Whether that makes it less scary than SARS might be a moot point but, regardless, the markets treated investors fairly well through the SARS outbreak and there is no reason that the same won't happen through the Coronavirus outbreak as well.
As at February 27th, most of our model portfolios have been only modestly impacted by the increased market volatility experienced over the last week. Year to date, the approximate performances of our model portfolios range from +0.3% for our lowest risk portfolio (a 20/80 portfolio) to -7.0% for a 98/2 portfolio which has virtually all its assets allocated to higher risk assets. For many, a better indicator may be something closer to a balanced 50/50 portfolio which is currently showing a year to date return of -2.0%.
The media are doing their best to paint a picture that markets are crashing, but these sorts of returns, whether Coronavirus was an issue or not, are not out of the ordinary for portfolios containing allocations to higher risk assets.
Of course, SARS isn't the only global health scare to have hit the headlines in the last 20 years. Even though it's a challenge - even in hindsight - to identify precisely when a pandemic officially starts or ends, it can often be useful to look back and observe how similar events in the past treated investors.
The following table highlights a few of the higher profile pandemics in recent history. We have identified an estimated start date for each of these pandemics (which, in most cases, is when they first began being widely reported in the public domain). We have then looked at the subsequent performance of a balanced 50/50 model portfolio (i.e. a portfolio with half of its funds allocated to risky assets) over the next three months, six months and 12 months.
The results may surprise you...
Within the first few months, the performance of markets and portfolios can be mixed. During SARS in particular, which was the first global pandemic to emerge in quite some time, the early reaction of equity markets was quite negative. During the Avian Flu outbreak a few years later, it was relatively flat. But what's even more striking is that within 6 and 12 months from the start of each of these outbreaks - regardless of their perceived severity - the performance of markets and the returns of model portfolios had generally all rebounded strongly. Note: Each time period relates to the time elapsed since the start date.

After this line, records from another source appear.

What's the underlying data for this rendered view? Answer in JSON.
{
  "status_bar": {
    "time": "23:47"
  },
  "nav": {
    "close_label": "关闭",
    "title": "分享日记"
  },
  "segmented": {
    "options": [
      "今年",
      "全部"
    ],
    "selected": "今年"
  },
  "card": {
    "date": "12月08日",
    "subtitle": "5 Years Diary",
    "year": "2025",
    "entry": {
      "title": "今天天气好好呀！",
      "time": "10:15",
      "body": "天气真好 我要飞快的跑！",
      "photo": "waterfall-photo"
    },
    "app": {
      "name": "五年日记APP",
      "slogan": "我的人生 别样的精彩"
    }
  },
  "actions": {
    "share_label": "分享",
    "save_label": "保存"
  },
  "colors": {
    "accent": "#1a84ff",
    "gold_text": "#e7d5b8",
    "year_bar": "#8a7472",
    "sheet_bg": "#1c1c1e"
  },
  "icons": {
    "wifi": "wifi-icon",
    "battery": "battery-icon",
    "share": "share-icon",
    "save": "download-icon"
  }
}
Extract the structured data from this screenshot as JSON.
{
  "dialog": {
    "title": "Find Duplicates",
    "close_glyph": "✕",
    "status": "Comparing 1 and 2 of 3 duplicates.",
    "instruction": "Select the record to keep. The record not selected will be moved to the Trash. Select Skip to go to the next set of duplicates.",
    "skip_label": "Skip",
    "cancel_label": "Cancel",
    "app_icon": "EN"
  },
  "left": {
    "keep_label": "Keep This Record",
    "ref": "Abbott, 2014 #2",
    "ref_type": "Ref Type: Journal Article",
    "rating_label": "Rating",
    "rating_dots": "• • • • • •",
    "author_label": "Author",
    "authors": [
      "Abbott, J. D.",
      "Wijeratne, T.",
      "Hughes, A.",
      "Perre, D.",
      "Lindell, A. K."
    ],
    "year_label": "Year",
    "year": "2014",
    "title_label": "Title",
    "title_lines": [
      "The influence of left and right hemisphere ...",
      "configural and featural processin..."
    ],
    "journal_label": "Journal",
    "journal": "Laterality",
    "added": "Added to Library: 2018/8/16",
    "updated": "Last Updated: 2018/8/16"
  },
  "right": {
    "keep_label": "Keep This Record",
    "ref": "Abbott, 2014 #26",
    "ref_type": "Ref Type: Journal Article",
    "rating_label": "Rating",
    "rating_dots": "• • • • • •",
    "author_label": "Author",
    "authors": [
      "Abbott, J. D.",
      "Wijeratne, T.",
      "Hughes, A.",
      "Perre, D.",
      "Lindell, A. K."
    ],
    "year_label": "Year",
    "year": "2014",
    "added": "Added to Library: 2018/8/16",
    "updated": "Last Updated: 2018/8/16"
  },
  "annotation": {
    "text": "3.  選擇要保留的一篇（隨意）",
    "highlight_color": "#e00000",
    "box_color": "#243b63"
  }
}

What will happen in the weeks ahead with respect to the Coronavirus outbreak?
The truth is that no-one knows. The markets today are really just reflecting the current heightened uncertainty in the form of lower prices. As soon as there is new information (good or bad) that will also get priced in. And when the tone of the news flow gradually changes from contagion to containment and, eventually, cure, then we should anticipate the improving risk outlook will be positive for risky assets which, this week especially, have come under increased pricing pressure.
The Coronavirus can be added to the list of issues that might make an investor think about selling but, as with all the other potential reasons on that list, our general response is that it's unlikely to be a good idea. Although we can't see into the future, we can observe the past, and in the other major pandemics we have witnessed in recent times, the best recommendation has always been to stay focused on the long term and maintain your strategy.
As always, if you have any concerns regarding your portfolio or other investments, please do get in touch with your adviser or any of the team at Polson Higgs Wealth Management.